• _WORK TASK_: Filter the records below for the word "Subscribe". Keep each line that has it.

• _AVAILABLE DATA_:
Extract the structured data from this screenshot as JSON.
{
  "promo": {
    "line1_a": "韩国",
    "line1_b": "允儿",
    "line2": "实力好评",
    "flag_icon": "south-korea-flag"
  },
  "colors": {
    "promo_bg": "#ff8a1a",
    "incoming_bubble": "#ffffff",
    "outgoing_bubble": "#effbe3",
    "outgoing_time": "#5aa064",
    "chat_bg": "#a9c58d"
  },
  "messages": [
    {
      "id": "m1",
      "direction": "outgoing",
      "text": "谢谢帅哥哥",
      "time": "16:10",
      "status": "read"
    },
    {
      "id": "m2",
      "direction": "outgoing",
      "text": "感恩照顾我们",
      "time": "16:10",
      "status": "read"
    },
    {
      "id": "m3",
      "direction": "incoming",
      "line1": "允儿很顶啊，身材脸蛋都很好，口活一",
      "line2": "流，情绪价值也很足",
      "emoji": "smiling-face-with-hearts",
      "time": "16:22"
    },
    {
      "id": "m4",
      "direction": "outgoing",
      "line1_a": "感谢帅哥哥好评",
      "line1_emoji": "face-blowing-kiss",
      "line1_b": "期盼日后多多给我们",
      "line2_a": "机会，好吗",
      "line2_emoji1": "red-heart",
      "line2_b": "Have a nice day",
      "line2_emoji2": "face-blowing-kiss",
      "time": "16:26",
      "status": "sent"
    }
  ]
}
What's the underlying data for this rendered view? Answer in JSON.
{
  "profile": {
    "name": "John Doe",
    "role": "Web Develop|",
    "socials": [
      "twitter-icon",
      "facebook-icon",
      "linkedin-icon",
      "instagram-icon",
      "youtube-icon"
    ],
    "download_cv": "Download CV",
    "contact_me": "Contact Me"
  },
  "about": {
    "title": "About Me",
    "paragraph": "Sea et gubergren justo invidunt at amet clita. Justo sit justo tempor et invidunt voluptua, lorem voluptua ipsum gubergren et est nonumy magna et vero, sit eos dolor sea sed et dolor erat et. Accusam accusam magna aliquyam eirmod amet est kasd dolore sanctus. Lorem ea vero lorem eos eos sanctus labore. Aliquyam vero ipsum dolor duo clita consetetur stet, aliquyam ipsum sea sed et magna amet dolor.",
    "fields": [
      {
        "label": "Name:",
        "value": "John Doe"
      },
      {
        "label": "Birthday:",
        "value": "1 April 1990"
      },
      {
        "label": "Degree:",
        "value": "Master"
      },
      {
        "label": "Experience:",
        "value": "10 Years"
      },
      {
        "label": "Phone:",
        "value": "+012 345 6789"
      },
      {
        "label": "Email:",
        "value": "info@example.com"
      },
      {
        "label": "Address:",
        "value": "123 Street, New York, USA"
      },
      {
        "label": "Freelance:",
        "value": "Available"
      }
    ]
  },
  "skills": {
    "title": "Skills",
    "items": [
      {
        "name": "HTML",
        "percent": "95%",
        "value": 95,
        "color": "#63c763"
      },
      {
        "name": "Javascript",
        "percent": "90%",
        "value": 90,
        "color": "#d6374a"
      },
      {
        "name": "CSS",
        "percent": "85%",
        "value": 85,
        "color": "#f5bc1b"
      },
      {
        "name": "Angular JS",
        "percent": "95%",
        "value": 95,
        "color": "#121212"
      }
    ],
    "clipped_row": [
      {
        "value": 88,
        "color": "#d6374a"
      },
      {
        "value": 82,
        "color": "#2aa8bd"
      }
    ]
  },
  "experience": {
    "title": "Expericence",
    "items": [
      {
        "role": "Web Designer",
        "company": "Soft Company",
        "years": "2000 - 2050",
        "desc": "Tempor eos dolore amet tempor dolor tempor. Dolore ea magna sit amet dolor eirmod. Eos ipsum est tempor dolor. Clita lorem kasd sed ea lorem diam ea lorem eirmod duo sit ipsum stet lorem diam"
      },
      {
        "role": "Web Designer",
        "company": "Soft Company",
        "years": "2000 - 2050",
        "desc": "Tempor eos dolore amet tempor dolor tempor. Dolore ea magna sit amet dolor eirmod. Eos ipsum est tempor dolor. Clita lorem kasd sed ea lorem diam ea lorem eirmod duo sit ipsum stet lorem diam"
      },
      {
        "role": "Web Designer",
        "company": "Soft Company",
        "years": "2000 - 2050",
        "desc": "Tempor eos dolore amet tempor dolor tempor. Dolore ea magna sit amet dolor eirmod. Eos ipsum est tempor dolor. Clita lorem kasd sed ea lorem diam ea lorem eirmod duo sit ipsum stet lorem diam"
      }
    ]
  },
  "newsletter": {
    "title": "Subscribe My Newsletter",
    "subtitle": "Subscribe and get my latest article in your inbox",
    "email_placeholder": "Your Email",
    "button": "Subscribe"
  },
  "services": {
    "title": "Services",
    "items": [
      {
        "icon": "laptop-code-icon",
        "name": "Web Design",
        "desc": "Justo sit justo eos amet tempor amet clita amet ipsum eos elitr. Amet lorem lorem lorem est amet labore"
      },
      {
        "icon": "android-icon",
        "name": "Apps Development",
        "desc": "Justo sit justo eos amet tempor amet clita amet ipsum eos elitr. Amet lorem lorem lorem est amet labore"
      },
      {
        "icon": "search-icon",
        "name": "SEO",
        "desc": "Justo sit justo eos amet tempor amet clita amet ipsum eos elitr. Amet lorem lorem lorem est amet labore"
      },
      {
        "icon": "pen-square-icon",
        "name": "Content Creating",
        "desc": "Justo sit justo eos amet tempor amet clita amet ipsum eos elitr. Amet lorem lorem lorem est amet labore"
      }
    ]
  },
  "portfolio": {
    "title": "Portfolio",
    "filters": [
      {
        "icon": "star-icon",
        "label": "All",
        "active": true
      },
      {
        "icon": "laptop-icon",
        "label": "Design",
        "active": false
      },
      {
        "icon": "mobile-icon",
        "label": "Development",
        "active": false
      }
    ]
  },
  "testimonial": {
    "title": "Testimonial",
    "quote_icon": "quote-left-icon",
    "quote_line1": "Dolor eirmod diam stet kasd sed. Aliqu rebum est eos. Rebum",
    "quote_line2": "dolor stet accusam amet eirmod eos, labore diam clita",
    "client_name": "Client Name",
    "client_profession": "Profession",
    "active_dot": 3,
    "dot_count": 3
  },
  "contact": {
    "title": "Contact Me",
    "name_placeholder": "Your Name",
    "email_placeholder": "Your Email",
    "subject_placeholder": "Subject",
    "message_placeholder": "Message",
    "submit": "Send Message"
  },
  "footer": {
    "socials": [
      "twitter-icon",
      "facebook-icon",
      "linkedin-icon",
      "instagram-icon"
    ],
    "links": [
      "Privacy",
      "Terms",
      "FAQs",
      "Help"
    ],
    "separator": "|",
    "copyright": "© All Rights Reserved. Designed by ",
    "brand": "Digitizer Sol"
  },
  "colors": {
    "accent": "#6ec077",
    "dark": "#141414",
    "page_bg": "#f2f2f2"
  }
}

• _SOLUTION_:
    "title": "Subscribe My Newsletter",
    "subtitle": "Subscribe and get my latest article in your inbox",
    "button": "Subscribe"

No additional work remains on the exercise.